At the end of last year, New Zealand's the Golden Awesome released their first album Autumn. It made my list for best records of 2011 - it should have made yours too if you are a fan of super-dreamy, super-hazy, super-melodic guitar pop. You can call it shoegaze if that helps, you can call it Flying Nun with an extra layer of noise too. Just make sure you check them out and soon. We asked the band (guitarist Joe Contag, bassist Matt Steindl, drummer Justin Barr and vocalist Stef Animal) to send us a list of five things that meant something to them, and after a bunch of false starts and deliberation, they did....

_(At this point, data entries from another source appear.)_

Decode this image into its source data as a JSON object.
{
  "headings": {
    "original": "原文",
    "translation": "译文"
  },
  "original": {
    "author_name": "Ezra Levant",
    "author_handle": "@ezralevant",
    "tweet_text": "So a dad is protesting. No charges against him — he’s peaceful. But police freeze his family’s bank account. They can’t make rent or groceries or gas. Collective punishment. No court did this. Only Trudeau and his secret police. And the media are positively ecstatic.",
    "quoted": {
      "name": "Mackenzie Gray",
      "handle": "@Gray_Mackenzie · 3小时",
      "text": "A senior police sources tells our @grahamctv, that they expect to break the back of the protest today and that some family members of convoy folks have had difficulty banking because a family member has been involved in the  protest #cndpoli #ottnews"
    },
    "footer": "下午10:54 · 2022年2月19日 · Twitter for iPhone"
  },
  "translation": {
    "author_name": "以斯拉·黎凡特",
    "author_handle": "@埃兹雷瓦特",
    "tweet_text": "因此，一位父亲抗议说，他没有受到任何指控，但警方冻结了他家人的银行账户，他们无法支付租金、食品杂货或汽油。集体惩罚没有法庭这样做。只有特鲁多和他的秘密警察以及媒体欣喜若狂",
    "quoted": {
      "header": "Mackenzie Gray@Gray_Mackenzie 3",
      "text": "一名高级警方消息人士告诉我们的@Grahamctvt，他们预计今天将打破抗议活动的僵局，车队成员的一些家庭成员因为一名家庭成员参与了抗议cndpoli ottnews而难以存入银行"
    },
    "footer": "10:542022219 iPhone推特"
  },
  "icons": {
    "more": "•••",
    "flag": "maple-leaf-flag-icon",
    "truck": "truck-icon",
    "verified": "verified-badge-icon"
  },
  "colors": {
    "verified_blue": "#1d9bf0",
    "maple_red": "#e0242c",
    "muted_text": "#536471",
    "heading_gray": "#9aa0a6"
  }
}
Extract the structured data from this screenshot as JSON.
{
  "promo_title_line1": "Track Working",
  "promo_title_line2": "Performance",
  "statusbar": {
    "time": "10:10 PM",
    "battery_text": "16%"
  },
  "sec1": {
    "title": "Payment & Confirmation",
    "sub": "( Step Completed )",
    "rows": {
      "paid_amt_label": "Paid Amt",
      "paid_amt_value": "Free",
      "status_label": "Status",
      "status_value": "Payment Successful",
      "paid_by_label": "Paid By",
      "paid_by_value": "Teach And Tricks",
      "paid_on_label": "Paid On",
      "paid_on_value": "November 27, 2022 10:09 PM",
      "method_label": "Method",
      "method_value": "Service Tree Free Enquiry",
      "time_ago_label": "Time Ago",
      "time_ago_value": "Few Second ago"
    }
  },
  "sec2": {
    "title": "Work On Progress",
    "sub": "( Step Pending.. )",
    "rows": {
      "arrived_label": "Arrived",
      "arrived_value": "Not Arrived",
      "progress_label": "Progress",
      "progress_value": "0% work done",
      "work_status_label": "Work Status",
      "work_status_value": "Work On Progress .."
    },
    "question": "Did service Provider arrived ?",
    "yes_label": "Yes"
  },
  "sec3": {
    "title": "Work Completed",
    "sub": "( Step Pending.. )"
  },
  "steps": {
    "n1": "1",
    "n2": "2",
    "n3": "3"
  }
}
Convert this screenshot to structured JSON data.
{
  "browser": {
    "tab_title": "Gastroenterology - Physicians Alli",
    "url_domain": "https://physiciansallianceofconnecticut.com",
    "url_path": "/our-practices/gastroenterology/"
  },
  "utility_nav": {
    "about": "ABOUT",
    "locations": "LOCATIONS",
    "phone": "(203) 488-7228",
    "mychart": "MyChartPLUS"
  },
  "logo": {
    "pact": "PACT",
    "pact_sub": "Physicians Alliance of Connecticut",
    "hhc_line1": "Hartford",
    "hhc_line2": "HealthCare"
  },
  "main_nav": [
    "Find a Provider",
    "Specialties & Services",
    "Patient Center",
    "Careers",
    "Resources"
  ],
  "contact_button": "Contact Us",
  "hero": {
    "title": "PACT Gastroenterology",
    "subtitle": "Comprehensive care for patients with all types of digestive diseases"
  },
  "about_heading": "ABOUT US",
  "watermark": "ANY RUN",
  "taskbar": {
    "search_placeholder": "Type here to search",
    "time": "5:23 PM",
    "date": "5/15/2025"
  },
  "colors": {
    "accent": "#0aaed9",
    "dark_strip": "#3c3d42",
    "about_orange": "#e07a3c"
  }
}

First, here's "High Life" from the album to get you up to speed:
[youtube]https://www.youtube.com/watch?v=n-h42FDm2fk[/youtube]

 
The Golden Awesome's Top 5 – Chords

E5
The E power chord is probably the most ubiquitous of all guitar chords in rock music. Played in its most obvious position in the middle of the fretboard, it sounds so thoroughly familiar it's actually quite bland. The strength of this chord, though, lies not in itself but rather in what it is combined with. Alternating it with added notes outside the E triad (e.g. making it a moody raised-7th C, as is the case in Bailter Space's "Skin", or adding a 9th as in the Golden Awesome's "Autumn") quickly produces great basic harmonic structures and song ideas. As for the raw open-string power of E5 you just can't go past Can's "Yoo Doo Right" - or the Clean's "Point That Thing Somewhere Else", for that matter.
-jc
[youtube]https://www.youtube.com/watch?v=cQ8C-ndyFXk&feature=related[/youtube]

E major
This is the essential, basic guitar chord: the first open chord many budding guitarists learn, and the most satisfying, deep, ringing monster, which can be heard in guitar shops all over the world. It is warm, brown and viscous, like immersing one's head in a bubbling pool of geothermal mud. Like all chords, the harmonic frame of reference determines the outcome of this immersion: next to A major, it will rejuvenate one's complexion; juxtaposed with G minor, one may shit one's pants; and put alongside F major, one will emerge blistering and disfigured. So be it. It's worth it, in the end, for such a beautifully thick slab of notes. Also, good for tuning on the fly.
-jb

E major 7
Take E major
Add an Eb
Pow!
Should be discordant
Isn't
This extra note opens doors
Magic ones
Doors to other worlds
And other chords
Use carefully
(can sound cheesy)
-sa

E minor
It is the chord that ends all arguments. It is the tar at the bottom of barrel. It is the drunk in the gutter, the empty shell, the dull, sickening thud of impacting flesh. E minor has none of the melodramatic keening of D minor, the bittersweet nostalgia of C minor nor the earnest longing of A minor; it is a cold depressing reality check. Like Shostakovich marking the death of Stalin in his 10th Symphony; the Todestrieb of Nick Cave’s “Mercy Seat”, or the brutal warnings of countless death metal songs, E minor has only one thing to say to us: "You Shall Die."
-ms
[youtube]https://www.youtube.com/watch?v=cPhUQUDe_jw&feature=fvst[/youtube]

B
Compared to other common chords on the guitar, the B chord seems to have this innate ability to propel a progression along. If it's used as the root, the whole song will be quite insistent (as in "Jumping Jack Flash"), maybe because our ears have grown so fine-tuned to hearing guitar chords and B is usually a transposed open chord. B is like A on speed, much like F# can feel like a super-charged E. B is the next level.
-jc